VANCOUVER -- While announcing her new order limiting social interactions, provincial health officer Dr. Bonnie Henry admitted it could be "very challenging for those who live alone.”
Vancouver resident Kyla Lee describes the situation as “a choice between breaking the rules or having no contacts at all.”
The order asks people living in the Lower Mainland to avoid social gatherings with anyone outside of their immediate household, leaving many who live alone speculating whether their former "safe six" is now a safe one or two - or if any social interaction at all is safe.
“Now you have this anxiety about where you stand with your friends and whether you feel the same about them as they feel about you," Lee, a Vancouver lawyer said about deciding which friends to include in her new reduced social circle.
Langley resident Danielle Harrison compares it to her days on MySpace and rating friends.
“I feel like we’re back to that,” she joked. “You make the top six but you don’t make the top three.”
The term "core bubble" appeared on the province’s website Tuesday, expanding on who exactly Metro Vancouverites should include in their new social circle.
“A core bubble are the people you spend the most time with and are physically close to,” according to the latest draft of the public health order.
For people who live alone, that could mean a partner, relative, friend or co-parent who lives in a different household.
“It means if you do have one or two people that you are close with that you are considering your family, your bubble, your household — then stick to those people,” said Henry.
Harrison still finds the rules confusing and said she's "just going to stay home for two weeks because it is just easier.”
Vancouver-based therapist Dr. Robert Grigore calls this a trying time for people that are single or living alone.
“Some may not even have pets because their building may not allow them to have pets,” he said.
His recommendation is to stay in contact with people virtually and take up new hobbies if you find you’re now forced to be alone more than you’re used to.
Seniors could face more isolation than in the last nine months.
The new order on social interaction is also one seniors will struggle with, according to B.C. Seniors Advocate Isobel Mackenzie.
“It has to be acknowledged that seniors are more likely to live alone than younger people,” Mackenzie said.
She added many elderly British Columbians rely on visitors to their home, especially those who cannot get out much due to mobility issues.
Mackenzie said it would be an even bigger issue if the order has to be extended past its current end date of Nov. 23 because not enough people obey the rules.
“I know everyone cares about older adults.
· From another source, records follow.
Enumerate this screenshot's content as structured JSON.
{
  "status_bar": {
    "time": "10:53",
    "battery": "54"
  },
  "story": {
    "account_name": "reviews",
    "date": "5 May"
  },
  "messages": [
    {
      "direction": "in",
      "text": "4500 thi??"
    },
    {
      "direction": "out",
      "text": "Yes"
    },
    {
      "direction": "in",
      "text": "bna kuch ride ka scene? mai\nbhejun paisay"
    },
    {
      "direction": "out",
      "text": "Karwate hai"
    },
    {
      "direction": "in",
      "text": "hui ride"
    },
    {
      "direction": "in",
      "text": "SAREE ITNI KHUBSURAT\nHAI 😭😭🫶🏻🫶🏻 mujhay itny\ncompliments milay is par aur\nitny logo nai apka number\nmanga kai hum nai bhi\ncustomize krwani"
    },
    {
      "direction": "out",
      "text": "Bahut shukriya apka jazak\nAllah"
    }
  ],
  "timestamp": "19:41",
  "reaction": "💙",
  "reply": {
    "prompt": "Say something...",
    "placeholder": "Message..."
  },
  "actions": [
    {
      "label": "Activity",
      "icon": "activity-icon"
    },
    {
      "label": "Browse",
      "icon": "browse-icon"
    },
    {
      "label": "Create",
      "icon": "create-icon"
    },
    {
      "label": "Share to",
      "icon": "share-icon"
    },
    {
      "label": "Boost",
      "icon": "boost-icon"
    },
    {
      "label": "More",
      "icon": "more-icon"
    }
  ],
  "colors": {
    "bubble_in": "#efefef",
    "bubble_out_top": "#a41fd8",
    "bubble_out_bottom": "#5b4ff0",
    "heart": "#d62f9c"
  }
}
If you want to help them, the best thing you can do is follow the public health orders,” she said.
The provincial health order introduced Saturday only applies to residents in the Vancouver Coastal Health and Fraser Health regions.